A group of academics specialising in privacy and data protection law have said they are “not aware” of any legal requirement for people in receipt of social welfare payments to register for the public services card (PSC).
Eleven experts have written to Minister for Justice Charlie Flanagan expressing concern about the Government's card project after it emerged that a woman in her 70s had her State pension cut off because she refused to register for a card.
She has not been paid her pension for 18 months because she refused to go through the registration and identity-verification process as requested by the Department of Social Protection. As a result she is owed about €13,000.
The woman said she felt “bullied” following several letters from the department inviting her to register.
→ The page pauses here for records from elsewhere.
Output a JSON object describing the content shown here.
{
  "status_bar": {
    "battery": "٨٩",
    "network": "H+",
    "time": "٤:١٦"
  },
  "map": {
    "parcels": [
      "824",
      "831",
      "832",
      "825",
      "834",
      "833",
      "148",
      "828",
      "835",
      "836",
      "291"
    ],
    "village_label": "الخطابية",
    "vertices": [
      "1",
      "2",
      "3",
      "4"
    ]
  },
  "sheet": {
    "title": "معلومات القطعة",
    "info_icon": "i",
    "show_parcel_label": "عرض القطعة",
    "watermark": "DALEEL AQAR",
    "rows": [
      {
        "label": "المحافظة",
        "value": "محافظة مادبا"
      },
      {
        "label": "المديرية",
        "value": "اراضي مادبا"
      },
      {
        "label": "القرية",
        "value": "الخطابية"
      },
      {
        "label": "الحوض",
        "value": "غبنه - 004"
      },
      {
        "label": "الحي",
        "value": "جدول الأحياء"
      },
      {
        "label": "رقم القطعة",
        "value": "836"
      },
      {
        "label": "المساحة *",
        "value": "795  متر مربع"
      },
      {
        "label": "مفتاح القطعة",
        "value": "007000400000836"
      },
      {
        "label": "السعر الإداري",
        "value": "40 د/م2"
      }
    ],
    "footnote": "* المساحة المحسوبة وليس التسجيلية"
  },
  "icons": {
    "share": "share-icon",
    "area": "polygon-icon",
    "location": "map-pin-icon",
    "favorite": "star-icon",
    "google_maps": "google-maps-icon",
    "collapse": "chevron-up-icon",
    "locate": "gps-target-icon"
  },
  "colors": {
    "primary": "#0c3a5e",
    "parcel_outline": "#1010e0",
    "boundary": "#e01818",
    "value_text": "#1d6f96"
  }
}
No one had been able to demonstrate that the card was “mandatory”, she added.
In a letter sent on Friday, the academics noted what they said was “the intent to turn the PSC, which was originally intended to be used for specified public service purposes only, into a general purpose identity card to be used in a wide variety of contexts under the Social Welfare and Pensions Bill 2017”.
“It would appear that the time has now come where a national identity card is essentially on the table, and it is time for policy decisions in relation to this matter,” they wrote.
They said that to date, there had been “no public engagement in relation to the development of policy for a national identity card”.
“Our concern is that as a result, we are sleepwalking into developing a national identity index and national identity card in all else but name, and that we have not considered the very important implications before doing so.”
They called on the minister to “engage with the public for the development of policy on this matter, and for there to be a real debate on the issue”.
They asked that the minister recommend that further expansion of the card be delayed and that the provision in the recent Social Welfare and Pensions Bill extending its use not be enacted until the matter had been aired and policy considered in depth.
The group also noted that in 2015, then minister for social protection Joan Burton said the question of introducing a national identity card had not been part of the remit for the so-called SAFE scheme to register welfare recipients.
Ms Burton said in the Dáil that such a measure would require “due consideration by the appropriate agencies before any policy decisions could be formulated by Government and would require the development and implementation of legislation to support any such policy”.
The academics said it was “now being made effectively compulsory to have the PSC in order to carry on ordinary business in our society (for example to get a driving licence or a passport)”.
They noted the Department of Social Protection was now writing to social welfare recipients stating that registration for the card was “now a legal requirement for people in receipt of social welfare payments (including Child Benefit) or free travel entitlements”.
“We are not aware of any such legal requirement,” they said.
The group includes Dr Stephen Farrell of Trinity College Dublin, Dr Alan Greene of Durham Law School, Prof Steve Hedley of UCC, Dr Rónán Kennedy of NUI Galway, Prof Maeve McDonagh of UCC, Dr TJ McIntyre of UCD, Dr Maria Helen Murphy of Maynooth University, Dr Patrick O’Callaghan of UCC, Dr Darius Whelan of UCC and Prof Robert Clark, UCD emeritus professor, who wrote the first Irish book on data protection.
The Data Protection Commissioner said it had “strongly conveyed” its views on the public services card project on numerous occasions to the Department of Social Protection that there was “a pressing need for updated, clearer and more detailed information to be communicated to the public and services users regarding the mandatory use of the PPSN and PSC for the provision of public services”.
Fianna Fáil Seanad spokeswoman on social protection Catherine Ardagh said it was "essential" that both houses of the Oireachtas were provided with an opportunity to debate and consider the possible human rights and/or data protection implications of introducing such a system of national ID cards.
“Any measure or initiative designed to effectively establish a State database of citizens’ information requires a comprehensive debate, and the fact that a public services card will soon be required for all passport applications, driving licences and driver theory tests means that this debate needs to happen once the Oireachtas returns,” Ms Ardagh said.
The card was introduced to replace the old social welfare card and some other cards used for State services and about 2.75 million have been issued to date.
The Department of Social Protection has a target of 3 million cards to reach by the end of this year.
It said on Friday the card did not have any of the typical characteristics of a national identity card in that people were not required by law to register for one and it was not compulsory or mandatory for individuals to hold or carry one.
It said An Garda Síochána was specifically precluded from requesting an individual to produce a PSC as proof of identity.
“The public services card is exactly that – a card is designed for the purpose of safely, securely and efficiently providing public services.”